And I will be exhausted.  Death has a way of sucking the life out of people.

In seminary, I took a preaching class on funerals and weddings.  We covered funerals first.  Each of the students got to pick the circumstances and then preach a funeral sermon.   There were 27.  We listened to them all in one day.  That’s a lot of funeral sermons.

And we were overachievers too.  Of the 27, eight were suicide sermons, one mass shooting, and a bunch other odd funerals.  There were a few “normal” funerals too.  They were actually a pleasant reprieve from the heaviness of us overachievers that wanted to challenge ourselves.

Listening to 27 funerals was a challenge.  By the end of the day, we were exhausted and drained.  But at the same time, we heard the promise of God over and over again.  It was undeniable.

I feel that at the end of the day today, the same will be true.  Death sucks, but it is not the end of the story.  It is not the end of our story.  It is the time in which we get to hear about God’s promises for us.  We get to hear the reality of death in our midst and the hoped for promise of resurrection.

These messages are important.  We shouldn’t ignore death or pretend that death hasn’t struck.  Instead, we need to acknowledge that death is in our presence.  But death doesn’t have the final say.  Jesus made sure of that.  And that means that there is more to this day than just sadness.  We mourn because the person we cared for and love is no longer alive and walking with us daily.  But we hope for a promised future in which death will be no more.  A future when pain will be more.  A future where God has transformed and renewed not just us, but all of creation, and come down out of heaven to dwell with us forevermore.

When I conduct funerals, I love to use the passage from Revelation 21 that speaks to this.
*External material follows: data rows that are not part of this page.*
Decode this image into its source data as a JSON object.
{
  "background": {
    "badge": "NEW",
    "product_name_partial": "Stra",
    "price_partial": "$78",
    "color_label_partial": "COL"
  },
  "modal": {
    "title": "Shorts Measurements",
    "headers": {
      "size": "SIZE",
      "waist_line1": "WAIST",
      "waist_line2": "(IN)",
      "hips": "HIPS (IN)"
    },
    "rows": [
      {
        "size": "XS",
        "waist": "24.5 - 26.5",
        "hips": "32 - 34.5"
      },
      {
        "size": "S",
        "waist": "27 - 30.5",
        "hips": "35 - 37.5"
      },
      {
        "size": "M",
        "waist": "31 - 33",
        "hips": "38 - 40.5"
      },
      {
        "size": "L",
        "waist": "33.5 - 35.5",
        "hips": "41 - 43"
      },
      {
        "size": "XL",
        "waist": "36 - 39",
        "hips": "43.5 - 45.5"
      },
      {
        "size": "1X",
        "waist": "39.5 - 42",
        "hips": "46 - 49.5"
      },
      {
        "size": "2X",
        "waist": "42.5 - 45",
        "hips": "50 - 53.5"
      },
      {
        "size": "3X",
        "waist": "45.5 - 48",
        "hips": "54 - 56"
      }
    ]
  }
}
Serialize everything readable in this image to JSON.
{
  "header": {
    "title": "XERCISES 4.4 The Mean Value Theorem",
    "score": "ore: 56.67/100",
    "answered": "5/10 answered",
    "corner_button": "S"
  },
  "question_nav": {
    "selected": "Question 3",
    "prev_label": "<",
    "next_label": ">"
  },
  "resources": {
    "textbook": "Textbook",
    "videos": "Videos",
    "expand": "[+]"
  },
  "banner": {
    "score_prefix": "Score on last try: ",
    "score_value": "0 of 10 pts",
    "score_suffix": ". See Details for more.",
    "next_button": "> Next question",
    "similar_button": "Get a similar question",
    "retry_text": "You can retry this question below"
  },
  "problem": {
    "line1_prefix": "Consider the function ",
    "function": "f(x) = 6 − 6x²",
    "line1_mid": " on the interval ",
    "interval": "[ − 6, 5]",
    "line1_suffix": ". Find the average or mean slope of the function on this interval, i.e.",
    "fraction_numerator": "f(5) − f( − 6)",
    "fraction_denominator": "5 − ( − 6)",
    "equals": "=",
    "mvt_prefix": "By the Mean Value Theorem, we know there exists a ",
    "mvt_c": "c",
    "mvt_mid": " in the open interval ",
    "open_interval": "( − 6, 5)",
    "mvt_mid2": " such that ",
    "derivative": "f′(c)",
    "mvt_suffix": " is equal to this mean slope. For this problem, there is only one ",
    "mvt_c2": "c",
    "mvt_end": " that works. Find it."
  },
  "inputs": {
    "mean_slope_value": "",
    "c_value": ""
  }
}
It is one of the most hopeful passages of Scripture.  It paints a picture of what eternal life will be about – timelessness with the full presence of God.  And God doing what God has always done – God coming to creation yet again.  We don’t escape creation.  We are transformed and renewed with creation and dwell with God forever.

Death sucks, but the promise of resurrection gives us hope.  That doesn’t take away the pain and mourning.  Death means there is separation between loved one.  But in resurrection we look forward to a time when we will be reunited.  Thank God for this.